Pete Docter (Director, INSIDE OUT)
“Anyone out there who’s in junior high, high school, working it out, suffering — there are days you’re gonna feel sad, you’re gonna feel angry, you’re gonna be scared. That’s nothing you can choose, but you can make stuff. Make films. Draw. Write. It’ll make a world of difference.” said Docter, who inspired millions of impressionable young souls watching the ceremony in their early years and wondering if their week would get any better at school. Just like that, seeds of artistry and imagination were sown.
You’d think he would just fall on the stage with relief, but DiCaprio focused his eyes selflessly and spoke passionately about Earth’s climate change issues and the dwindling of native, indigenous populations. “I will not take this night for granted. We should not.” he said, steely and determined, as he walked off looking completely different from the desperate, broken, frighteningly broken characters that he usually plays on screen. Never mind that he won the award for probably his 5th or 6th best career performance – and not even the best of 2015.
Eddie Redmayne for The Danish Girl and Michael Fassbender for Steve Jobs stuck to the more verbose traditional facets of acting instead of the slugfest that Revenant demanded from Leo. Perhaps this was an honorary Oscar for his overlooked acts in Django Unchained, The Wolf Of Wall Street, Aviator, Revolutionary Road and Catch Me If You Can. That monkey is finally off his back, and we can now turn our attention to Christopher Nolan (who is perhaps gunning for a big one with his next French World War 2 drama) and Jake Gyllenhal (one of two boxing leads who were ignored on the night after Michael B. Jordan for Creed.
Lady Gaga singing “Till It Happens To You”
Kate Winslet stood up and applauded, in tears.
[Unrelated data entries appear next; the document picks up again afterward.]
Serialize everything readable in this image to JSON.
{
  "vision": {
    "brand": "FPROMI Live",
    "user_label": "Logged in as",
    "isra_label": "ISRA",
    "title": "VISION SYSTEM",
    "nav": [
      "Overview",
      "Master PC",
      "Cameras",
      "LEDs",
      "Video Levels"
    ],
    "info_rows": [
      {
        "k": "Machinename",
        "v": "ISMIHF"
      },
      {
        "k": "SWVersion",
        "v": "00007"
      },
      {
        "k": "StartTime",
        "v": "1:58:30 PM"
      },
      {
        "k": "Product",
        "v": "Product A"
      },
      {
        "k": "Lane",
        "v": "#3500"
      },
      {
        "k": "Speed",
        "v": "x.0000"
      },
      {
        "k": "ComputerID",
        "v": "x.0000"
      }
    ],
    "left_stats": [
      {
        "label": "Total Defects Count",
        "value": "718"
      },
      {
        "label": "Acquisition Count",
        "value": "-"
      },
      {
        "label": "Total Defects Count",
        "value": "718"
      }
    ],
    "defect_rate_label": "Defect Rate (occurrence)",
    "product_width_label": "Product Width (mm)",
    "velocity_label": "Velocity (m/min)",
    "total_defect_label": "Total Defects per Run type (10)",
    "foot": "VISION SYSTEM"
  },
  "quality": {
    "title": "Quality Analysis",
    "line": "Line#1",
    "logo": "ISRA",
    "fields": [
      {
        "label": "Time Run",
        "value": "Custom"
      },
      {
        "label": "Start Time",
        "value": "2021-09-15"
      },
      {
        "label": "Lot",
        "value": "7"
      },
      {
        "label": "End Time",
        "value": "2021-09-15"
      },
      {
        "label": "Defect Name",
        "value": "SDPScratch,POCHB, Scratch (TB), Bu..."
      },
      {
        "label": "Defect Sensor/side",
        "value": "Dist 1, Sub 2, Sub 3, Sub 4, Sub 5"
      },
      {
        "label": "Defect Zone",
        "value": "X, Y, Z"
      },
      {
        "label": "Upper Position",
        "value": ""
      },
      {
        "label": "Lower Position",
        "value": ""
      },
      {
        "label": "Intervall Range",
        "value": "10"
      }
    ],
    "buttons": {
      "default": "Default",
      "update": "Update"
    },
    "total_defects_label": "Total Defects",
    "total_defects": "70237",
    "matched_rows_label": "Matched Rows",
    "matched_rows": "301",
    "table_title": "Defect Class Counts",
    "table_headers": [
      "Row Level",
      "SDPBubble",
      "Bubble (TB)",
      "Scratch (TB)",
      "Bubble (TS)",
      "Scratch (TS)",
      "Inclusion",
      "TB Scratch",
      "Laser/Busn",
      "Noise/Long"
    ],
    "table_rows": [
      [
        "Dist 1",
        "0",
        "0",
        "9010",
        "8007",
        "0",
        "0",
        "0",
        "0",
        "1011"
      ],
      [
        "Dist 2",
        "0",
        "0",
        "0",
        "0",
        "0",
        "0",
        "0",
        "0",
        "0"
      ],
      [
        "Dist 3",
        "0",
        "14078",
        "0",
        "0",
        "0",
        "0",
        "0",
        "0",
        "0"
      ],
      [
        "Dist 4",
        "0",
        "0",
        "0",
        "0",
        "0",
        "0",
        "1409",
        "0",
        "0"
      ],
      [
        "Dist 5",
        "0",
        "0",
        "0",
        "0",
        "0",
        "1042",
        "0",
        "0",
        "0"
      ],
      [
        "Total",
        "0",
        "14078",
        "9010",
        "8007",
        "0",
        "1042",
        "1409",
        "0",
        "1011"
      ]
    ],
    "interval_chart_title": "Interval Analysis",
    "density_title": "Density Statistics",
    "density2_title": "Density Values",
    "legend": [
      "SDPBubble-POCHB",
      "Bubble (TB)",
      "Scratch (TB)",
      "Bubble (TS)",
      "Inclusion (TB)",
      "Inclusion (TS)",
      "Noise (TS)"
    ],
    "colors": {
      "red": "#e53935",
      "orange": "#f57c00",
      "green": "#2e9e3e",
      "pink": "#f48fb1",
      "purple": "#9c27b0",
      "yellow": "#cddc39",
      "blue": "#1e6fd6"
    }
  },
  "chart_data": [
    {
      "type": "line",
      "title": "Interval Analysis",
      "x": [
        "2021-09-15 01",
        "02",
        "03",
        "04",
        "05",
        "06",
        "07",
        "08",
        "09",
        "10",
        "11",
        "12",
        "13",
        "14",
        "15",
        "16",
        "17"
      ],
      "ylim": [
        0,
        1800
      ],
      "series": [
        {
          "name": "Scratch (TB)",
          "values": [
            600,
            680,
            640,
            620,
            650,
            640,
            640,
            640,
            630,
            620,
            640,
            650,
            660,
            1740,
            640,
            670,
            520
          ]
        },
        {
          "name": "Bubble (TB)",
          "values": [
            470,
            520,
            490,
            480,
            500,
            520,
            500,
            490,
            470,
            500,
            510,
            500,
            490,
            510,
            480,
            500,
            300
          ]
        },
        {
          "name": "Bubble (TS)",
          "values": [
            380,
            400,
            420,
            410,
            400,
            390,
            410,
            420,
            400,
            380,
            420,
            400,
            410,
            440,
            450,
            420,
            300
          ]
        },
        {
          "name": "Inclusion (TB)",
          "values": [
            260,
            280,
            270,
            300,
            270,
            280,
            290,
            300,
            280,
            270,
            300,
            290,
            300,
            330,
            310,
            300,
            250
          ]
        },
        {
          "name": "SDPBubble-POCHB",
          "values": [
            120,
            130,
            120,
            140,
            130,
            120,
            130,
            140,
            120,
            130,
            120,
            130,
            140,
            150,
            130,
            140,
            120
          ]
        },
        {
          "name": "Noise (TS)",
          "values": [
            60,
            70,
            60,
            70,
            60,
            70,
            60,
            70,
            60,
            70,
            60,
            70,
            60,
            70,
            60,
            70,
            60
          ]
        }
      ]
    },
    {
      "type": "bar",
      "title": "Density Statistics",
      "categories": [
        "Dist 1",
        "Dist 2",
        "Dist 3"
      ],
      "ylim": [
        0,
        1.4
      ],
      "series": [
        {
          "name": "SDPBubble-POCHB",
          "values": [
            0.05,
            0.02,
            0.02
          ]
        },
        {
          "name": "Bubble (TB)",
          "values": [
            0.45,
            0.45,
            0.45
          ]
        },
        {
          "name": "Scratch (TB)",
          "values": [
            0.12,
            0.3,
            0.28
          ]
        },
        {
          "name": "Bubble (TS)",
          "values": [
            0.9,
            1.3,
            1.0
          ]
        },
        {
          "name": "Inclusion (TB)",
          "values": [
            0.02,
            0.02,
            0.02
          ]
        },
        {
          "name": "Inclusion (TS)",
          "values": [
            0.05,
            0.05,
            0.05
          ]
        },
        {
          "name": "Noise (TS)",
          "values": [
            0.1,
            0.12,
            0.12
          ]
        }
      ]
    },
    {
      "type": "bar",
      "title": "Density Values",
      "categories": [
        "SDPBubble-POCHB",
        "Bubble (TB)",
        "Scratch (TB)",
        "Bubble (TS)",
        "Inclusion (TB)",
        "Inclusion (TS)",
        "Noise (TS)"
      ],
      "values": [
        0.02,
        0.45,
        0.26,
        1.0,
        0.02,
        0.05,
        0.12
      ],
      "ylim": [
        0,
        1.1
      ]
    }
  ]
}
So many others were choked up towards the final flourish of Lady Gaga’s rendition for the sexual abuse survivor documentary, The Hunting Ground. She held hands, clasped tight with real sexual violence survivors on stage, and all of them were hugged by Brie Larson as they walked off. Gaga more than made up for the tame Sam Smith Bond song performance earlier in the night, but lost out moments later to that very song. Nevertheless, she brought the industry’s most powerful folks to their feet, and convinced everybody that her days of shocking dresses and wigs are a distant second to a very, very powerful voice.
Comedian Chris Rock took the Oscar racial diversity #OscarsSoWhite storm head-on in the first few minutes and ribbed every white person present in the Kodak Theater with some relentless self-depreciating humour. Even the segment which featured an African-American actor hilariously ruining some of the most cinematic scenes of the year (The Bear in The Revenant, The Danish Girl eating Danish pastry, Whoopi Goldberg mopping the floor with Joy’s invention) was imaginative and sharp.